== Records for the exercise ==

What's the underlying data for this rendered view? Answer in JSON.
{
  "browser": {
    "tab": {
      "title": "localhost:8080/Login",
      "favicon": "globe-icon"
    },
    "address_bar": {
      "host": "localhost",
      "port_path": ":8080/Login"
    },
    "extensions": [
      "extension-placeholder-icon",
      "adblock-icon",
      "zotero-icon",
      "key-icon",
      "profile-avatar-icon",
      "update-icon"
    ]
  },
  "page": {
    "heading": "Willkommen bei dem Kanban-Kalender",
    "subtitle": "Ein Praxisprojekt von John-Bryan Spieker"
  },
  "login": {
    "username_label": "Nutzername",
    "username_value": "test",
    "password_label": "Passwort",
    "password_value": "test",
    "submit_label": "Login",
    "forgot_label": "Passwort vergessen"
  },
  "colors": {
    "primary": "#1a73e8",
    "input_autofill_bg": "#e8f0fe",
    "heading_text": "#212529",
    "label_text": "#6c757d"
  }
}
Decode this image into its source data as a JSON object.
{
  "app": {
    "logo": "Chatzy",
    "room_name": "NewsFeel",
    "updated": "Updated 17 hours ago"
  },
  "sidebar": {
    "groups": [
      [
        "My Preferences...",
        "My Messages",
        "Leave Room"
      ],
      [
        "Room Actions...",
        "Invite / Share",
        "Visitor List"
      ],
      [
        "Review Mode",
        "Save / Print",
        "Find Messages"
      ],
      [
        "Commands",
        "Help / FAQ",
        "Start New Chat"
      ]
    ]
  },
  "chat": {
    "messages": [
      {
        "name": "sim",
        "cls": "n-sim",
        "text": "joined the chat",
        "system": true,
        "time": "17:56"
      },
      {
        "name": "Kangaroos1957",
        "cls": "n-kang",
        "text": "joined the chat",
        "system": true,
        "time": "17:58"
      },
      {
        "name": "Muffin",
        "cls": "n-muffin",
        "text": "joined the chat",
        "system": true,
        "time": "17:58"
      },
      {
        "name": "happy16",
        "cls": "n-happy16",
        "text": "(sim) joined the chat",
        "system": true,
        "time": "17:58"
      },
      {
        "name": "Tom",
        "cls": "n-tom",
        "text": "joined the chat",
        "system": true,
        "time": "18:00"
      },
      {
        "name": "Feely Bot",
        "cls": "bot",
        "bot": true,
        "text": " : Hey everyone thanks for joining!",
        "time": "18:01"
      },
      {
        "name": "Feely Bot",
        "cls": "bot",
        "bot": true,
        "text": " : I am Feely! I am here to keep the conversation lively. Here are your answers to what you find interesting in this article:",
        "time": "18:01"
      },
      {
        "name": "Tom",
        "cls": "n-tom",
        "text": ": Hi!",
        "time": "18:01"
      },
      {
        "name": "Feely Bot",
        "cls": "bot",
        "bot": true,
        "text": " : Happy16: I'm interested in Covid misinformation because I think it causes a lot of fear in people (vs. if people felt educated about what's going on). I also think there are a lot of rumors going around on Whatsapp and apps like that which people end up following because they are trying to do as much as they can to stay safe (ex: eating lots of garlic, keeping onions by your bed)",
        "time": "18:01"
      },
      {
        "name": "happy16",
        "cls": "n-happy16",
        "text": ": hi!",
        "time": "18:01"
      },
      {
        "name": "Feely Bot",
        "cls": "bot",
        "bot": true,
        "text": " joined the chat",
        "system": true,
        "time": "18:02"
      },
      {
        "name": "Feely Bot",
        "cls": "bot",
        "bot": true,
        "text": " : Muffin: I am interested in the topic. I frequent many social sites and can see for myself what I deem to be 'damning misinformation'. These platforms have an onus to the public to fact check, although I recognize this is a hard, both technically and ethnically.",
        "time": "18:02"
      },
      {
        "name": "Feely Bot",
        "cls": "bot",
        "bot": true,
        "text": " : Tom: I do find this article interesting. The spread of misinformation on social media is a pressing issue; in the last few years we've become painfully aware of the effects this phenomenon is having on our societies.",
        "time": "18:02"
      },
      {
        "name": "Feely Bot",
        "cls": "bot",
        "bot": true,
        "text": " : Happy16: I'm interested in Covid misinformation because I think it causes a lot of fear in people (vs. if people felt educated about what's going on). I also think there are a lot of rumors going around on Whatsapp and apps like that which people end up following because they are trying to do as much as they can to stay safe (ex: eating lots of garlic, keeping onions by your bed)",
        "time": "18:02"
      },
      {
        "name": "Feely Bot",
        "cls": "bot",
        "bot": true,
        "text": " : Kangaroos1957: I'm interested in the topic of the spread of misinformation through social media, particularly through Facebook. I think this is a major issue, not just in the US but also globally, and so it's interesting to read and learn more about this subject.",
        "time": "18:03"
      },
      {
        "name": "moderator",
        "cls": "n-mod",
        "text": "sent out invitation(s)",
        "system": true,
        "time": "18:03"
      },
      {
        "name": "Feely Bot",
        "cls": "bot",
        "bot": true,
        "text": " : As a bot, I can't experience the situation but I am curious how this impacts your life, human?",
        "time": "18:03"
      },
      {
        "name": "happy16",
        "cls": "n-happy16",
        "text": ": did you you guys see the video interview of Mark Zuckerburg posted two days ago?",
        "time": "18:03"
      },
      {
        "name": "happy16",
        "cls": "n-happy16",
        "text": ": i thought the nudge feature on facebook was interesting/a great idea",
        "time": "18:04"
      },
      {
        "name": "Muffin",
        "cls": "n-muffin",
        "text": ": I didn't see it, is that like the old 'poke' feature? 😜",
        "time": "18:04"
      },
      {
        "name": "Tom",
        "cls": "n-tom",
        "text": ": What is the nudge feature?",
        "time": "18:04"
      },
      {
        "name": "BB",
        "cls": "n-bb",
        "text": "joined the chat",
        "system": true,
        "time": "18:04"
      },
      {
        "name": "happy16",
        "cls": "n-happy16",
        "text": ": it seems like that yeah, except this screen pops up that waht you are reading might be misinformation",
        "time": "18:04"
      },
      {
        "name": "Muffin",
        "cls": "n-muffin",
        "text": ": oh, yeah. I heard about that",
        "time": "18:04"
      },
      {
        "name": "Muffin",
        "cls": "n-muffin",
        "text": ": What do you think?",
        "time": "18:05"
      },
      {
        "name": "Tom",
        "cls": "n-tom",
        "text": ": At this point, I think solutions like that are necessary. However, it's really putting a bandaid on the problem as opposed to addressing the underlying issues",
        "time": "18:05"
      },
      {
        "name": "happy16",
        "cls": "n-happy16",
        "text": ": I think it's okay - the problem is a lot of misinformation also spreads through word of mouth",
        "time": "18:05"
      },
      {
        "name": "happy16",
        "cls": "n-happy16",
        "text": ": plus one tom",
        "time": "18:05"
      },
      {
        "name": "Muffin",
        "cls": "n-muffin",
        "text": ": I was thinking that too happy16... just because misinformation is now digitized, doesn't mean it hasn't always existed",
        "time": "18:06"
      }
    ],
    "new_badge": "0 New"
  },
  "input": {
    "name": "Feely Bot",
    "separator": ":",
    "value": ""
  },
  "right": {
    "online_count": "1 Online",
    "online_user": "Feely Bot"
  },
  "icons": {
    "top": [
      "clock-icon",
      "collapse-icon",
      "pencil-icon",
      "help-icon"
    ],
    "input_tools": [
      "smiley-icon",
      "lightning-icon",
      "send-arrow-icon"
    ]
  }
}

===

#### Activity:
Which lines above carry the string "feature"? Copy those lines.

#### Problem solution:
        "text": ": i thought the nudge feature on facebook was interesting/a great idea",
        "text": ": I didn't see it, is that like the old 'poke' feature? 😜",
        "text": ": What is the nudge feature?",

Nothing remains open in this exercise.